“It is I that they have rejected from being King over them.” That’s a pretty severe accusation! Why is God putting such a negative spin on this innocent request? Doesn’t our parsha clearly state that it is a mitzvah to appoint a king? Why is this request now viewed as a rejection of the monarchy of G-d?!

The answer, says the Kli Yakar (R. Shlomo Efraim Luntschitz, 1550-1619), is a small, but highly significant, difference in wording. A request for a king over us is a mitzvah, as per our parsha. But the Jews who came before Samuel did not ask for that. It was not a king over them that they asked for, but a king for them. This is something else altogether.

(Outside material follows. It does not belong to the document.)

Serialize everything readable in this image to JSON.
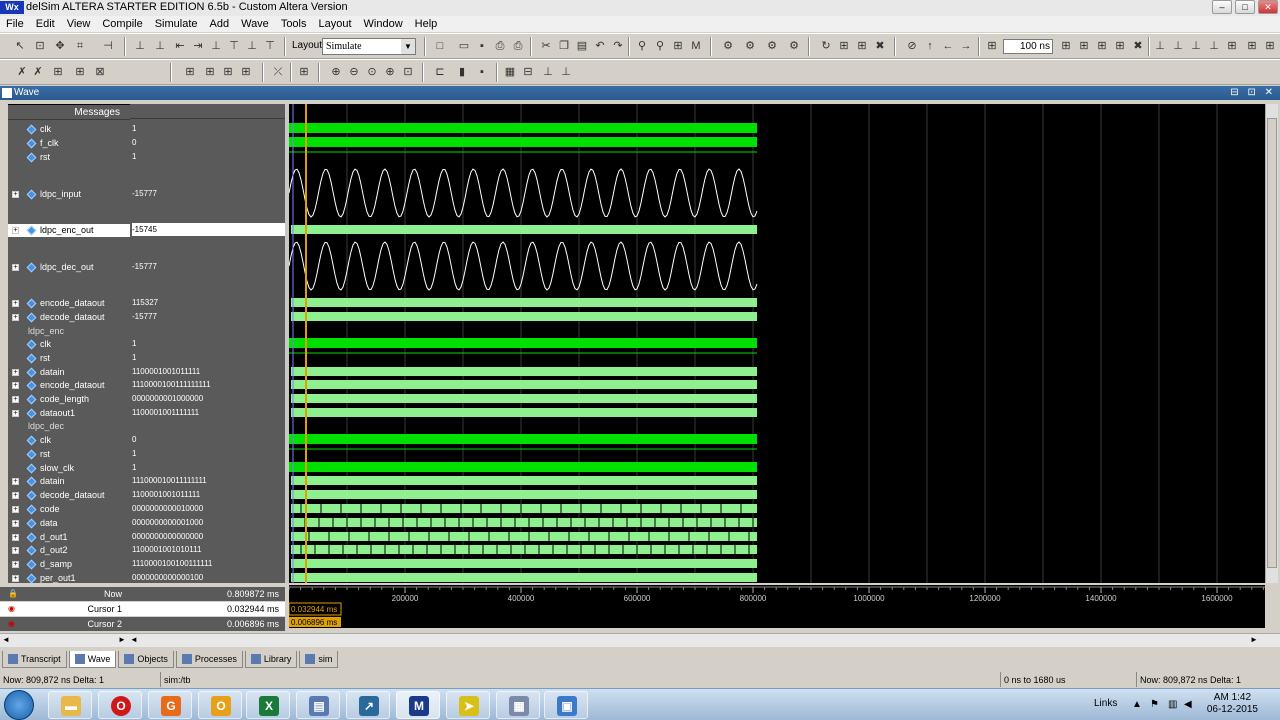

They did not want a Royal Highness. They were looking for something a lot more democratic. They wanted a “king” who would be under the constant scrutiny of the press, a “king” who answers to the people, a “king” not over and above the people but “for” the people. In short, they asked for a leader whose job description would be to serve the people, not a monarch who is served by the people. (It seems their request was granted to disastrous effect. The two professional failures of King Saul were caused by attempts to cultivate popularity with the people. Cf. I Samuel 13:9-13; 15:24.)

A king who serves the people might make for a legitimate political system, but it is not the kind of king described in our parsha. This explains why the Jews who came to Samuel did not fulfill a mitzvah. However, a question remains. Why did their request constitute a rejection of God? Certainly, the elders of Israel would never engage in an outright rejection of God and this charge should not be taken literally. But what does it mean?

Apparently, our assumption was correct. The political universe in which people live has a profound effect on their relationship with G-d. If you grow up and live in world devoid of respected authority figures, it becomes well nigh impossible to relate to a God who is King. Setting up a monarch who is a puppet of the people ultimately leads to a population that expects God to submit Himself to their will rather than vice versa. God understood that such a political system would undermine His relationship with the Jews and that is why He considered it a personal attack.

For Americans, “monarchy” is a dirty word. But we cannot escape the fact that Elul and Rosh Hashanah are all about accepting a monarch. We have a lot of work to do.